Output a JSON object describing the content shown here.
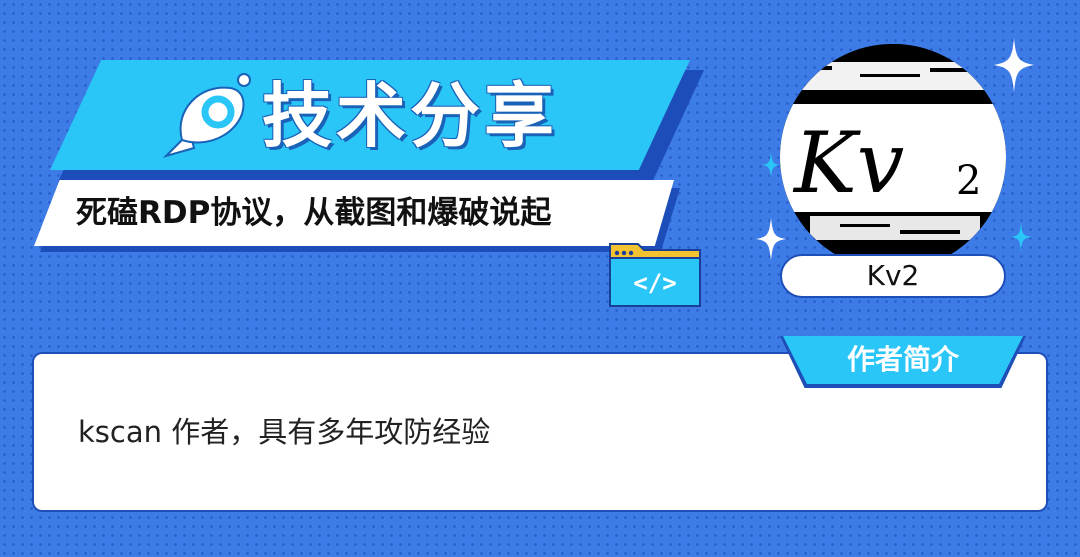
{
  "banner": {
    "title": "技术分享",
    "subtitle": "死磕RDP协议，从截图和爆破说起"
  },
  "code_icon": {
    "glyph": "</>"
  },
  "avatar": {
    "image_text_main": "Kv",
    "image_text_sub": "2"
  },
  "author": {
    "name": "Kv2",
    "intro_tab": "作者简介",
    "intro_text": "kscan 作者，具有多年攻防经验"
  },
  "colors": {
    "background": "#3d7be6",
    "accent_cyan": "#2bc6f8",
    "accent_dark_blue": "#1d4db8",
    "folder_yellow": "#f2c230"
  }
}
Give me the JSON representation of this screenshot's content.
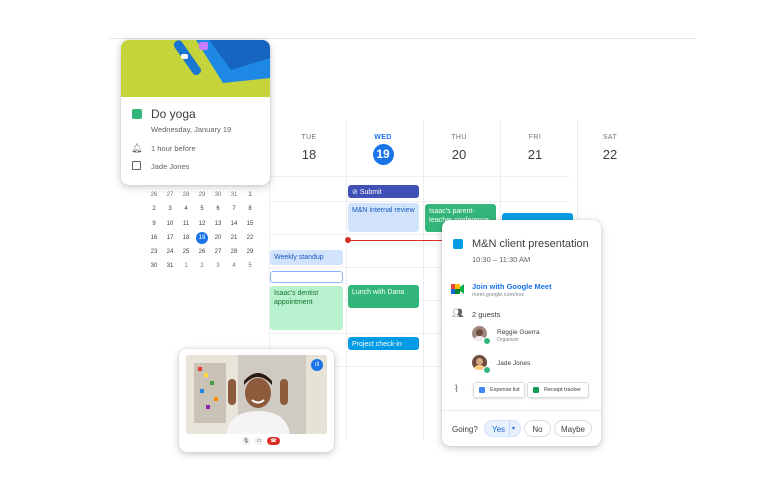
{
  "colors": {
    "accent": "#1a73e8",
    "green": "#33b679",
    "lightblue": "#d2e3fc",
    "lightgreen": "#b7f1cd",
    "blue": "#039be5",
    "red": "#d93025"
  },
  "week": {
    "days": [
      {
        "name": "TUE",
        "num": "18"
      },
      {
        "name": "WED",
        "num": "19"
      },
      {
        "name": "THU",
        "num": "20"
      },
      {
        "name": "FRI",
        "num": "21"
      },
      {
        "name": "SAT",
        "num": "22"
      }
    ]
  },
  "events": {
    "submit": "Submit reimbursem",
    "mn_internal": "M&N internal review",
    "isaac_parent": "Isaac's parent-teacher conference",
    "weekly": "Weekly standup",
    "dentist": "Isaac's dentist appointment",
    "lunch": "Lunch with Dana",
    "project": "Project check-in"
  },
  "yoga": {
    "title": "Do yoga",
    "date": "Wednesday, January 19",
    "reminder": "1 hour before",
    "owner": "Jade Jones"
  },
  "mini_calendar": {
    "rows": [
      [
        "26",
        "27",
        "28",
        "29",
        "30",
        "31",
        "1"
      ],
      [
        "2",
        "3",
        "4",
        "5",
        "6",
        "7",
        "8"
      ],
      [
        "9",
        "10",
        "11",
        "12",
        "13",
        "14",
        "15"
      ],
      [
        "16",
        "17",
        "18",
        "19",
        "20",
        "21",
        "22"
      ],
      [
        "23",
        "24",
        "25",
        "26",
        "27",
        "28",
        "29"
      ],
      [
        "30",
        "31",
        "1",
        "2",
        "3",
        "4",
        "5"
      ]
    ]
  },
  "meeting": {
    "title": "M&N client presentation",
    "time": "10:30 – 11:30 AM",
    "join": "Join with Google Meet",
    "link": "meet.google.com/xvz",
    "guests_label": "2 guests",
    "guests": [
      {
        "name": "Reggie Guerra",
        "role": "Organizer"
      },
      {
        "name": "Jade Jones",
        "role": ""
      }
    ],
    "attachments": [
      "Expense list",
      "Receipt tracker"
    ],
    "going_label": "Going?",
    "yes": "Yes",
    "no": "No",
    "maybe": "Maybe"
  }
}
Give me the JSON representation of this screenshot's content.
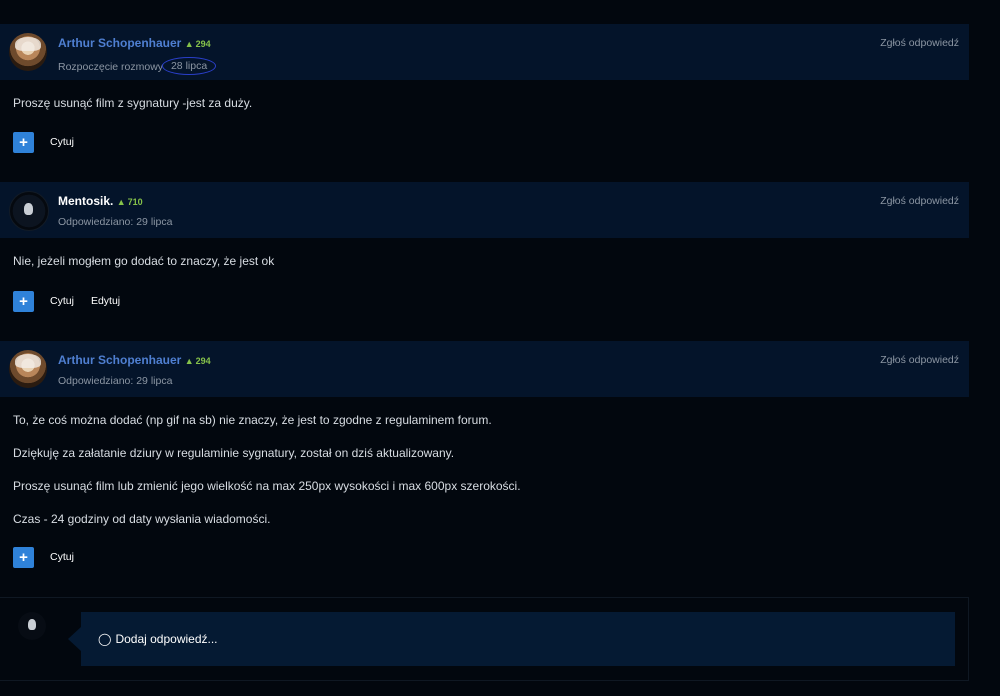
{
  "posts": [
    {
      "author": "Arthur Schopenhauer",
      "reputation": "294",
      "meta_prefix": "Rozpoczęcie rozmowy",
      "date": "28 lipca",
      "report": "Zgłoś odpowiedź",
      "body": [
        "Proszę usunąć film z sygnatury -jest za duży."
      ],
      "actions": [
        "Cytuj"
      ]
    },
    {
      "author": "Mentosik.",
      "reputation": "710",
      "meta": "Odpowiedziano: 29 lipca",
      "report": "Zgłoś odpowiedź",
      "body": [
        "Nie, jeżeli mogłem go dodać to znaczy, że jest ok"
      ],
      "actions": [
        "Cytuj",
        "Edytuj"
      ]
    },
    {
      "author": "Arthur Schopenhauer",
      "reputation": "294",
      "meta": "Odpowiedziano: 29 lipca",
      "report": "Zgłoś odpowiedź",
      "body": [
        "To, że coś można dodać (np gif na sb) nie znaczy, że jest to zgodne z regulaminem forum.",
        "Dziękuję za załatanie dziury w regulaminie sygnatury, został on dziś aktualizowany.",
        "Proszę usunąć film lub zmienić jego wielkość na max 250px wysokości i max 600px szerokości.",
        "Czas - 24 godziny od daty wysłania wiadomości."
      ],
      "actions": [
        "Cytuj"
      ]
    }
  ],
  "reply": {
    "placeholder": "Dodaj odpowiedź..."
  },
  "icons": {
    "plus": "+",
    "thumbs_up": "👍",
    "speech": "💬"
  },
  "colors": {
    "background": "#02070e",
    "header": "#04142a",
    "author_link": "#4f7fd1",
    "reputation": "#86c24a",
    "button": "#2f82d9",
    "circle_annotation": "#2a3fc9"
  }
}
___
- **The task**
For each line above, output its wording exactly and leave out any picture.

- **Solved exercise**
Output a JSON object describing the content shown here.
{
  "banner": {
    "title": "技术分享",
    "subtitle": "死磕RDP协议，从截图和爆破说起"
  },
  "code_icon": {
    "glyph": "</>"
  },
  "avatar": {
    "image_text_main": "Kv",
    "image_text_sub": "2"
  },
  "author": {
    "name": "Kv2",
    "intro_tab": "作者简介",
    "intro_text": "kscan 作者，具有多年攻防经验"
  },
  "colors": {
    "background": "#3d7be6",
    "accent_cyan": "#2bc6f8",
    "accent_dark_blue": "#1d4db8",
    "folder_yellow": "#f2c230"
  }
}
Give me the JSON representation of this screenshot's content.
{
  "colors": {
    "accent": "#1a73e8",
    "green": "#33b679",
    "lightblue": "#d2e3fc",
    "lightgreen": "#b7f1cd",
    "blue": "#039be5",
    "red": "#d93025"
  },
  "week": {
    "days": [
      {
        "name": "TUE",
        "num": "18"
      },
      {
        "name": "WED",
        "num": "19"
      },
      {
        "name": "THU",
        "num": "20"
      },
      {
        "name": "FRI",
        "num": "21"
      },
      {
        "name": "SAT",
        "num": "22"
      }
    ]
  },
  "events": {
    "submit": "Submit reimbursem",
    "mn_internal": "M&N internal review",
    "isaac_parent": "Isaac's parent-teacher conference",
    "weekly": "Weekly standup",
    "dentist": "Isaac's dentist appointment",
    "lunch": "Lunch with Dana",
    "project": "Project check-in"
  },
  "yoga": {
    "title": "Do yoga",
    "date": "Wednesday, January 19",
    "reminder": "1 hour before",
    "owner": "Jade Jones"
  },
  "mini_calendar": {
    "rows": [
      [
        "26",
        "27",
        "28",
        "29",
        "30",
        "31",
        "1"
      ],
      [
        "2",
        "3",
        "4",
        "5",
        "6",
        "7",
        "8"
      ],
      [
        "9",
        "10",
        "11",
        "12",
        "13",
        "14",
        "15"
      ],
      [
        "16",
        "17",
        "18",
        "19",
        "20",
        "21",
        "22"
      ],
      [
        "23",
        "24",
        "25",
        "26",
        "27",
        "28",
        "29"
      ],
      [
        "30",
        "31",
        "1",
        "2",
        "3",
        "4",
        "5"
      ]
    ]
  },
  "meeting": {
    "title": "M&N client presentation",
    "time": "10:30 – 11:30 AM",
    "join": "Join with Google Meet",
    "link": "meet.google.com/xvz",
    "guests_label": "2 guests",
    "guests": [
      {
        "name": "Reggie Guerra",
        "role": "Organizer"
      },
      {
        "name": "Jade Jones",
        "role": ""
      }
    ],
    "attachments": [
      "Expense list",
      "Receipt tracker"
    ],
    "going_label": "Going?",
    "yes": "Yes",
    "no": "No",
    "maybe": "Maybe"
  }
}
Give me the JSON representation of this screenshot's content.
{
  "posts": [
    {
      "author": "Arthur Schopenhauer",
      "reputation": "294",
      "meta_prefix": "Rozpoczęcie rozmowy",
      "date": "28 lipca",
      "report": "Zgłoś odpowiedź",
      "body": [
        "Proszę usunąć film z sygnatury -jest za duży."
      ],
      "actions": [
        "Cytuj"
      ]
    },
    {
      "author": "Mentosik.",
      "reputation": "710",
      "meta": "Odpowiedziano: 29 lipca",
      "report": "Zgłoś odpowiedź",
      "body": [
        "Nie, jeżeli mogłem go dodać to znaczy, że jest ok"
      ],
      "actions": [
        "Cytuj",
        "Edytuj"
      ]
    },
    {
      "author": "Arthur Schopenhauer",
      "reputation": "294",
      "meta": "Odpowiedziano: 29 lipca",
      "report": "Zgłoś odpowiedź",
      "body": [
        "To, że coś można dodać (np gif na sb) nie znaczy, że jest to zgodne z regulaminem forum.",
        "Dziękuję za załatanie dziury w regulaminie sygnatury, został on dziś aktualizowany.",
        "Proszę usunąć film lub zmienić jego wielkość na max 250px wysokości i max 600px szerokości.",
        "Czas - 24 godziny od daty wysłania wiadomości."
      ],
      "actions": [
        "Cytuj"
      ]
    }
  ],
  "reply": {
    "placeholder": "Dodaj odpowiedź..."
  },
  "icons": {
    "plus": "+",
    "thumbs_up": "👍",
    "speech": "💬"
  },
  "colors": {
    "background": "#02070e",
    "header": "#04142a",
    "author_link": "#4f7fd1",
    "reputation": "#86c24a",
    "button": "#2f82d9",
    "circle_annotation": "#2a3fc9"
  }
}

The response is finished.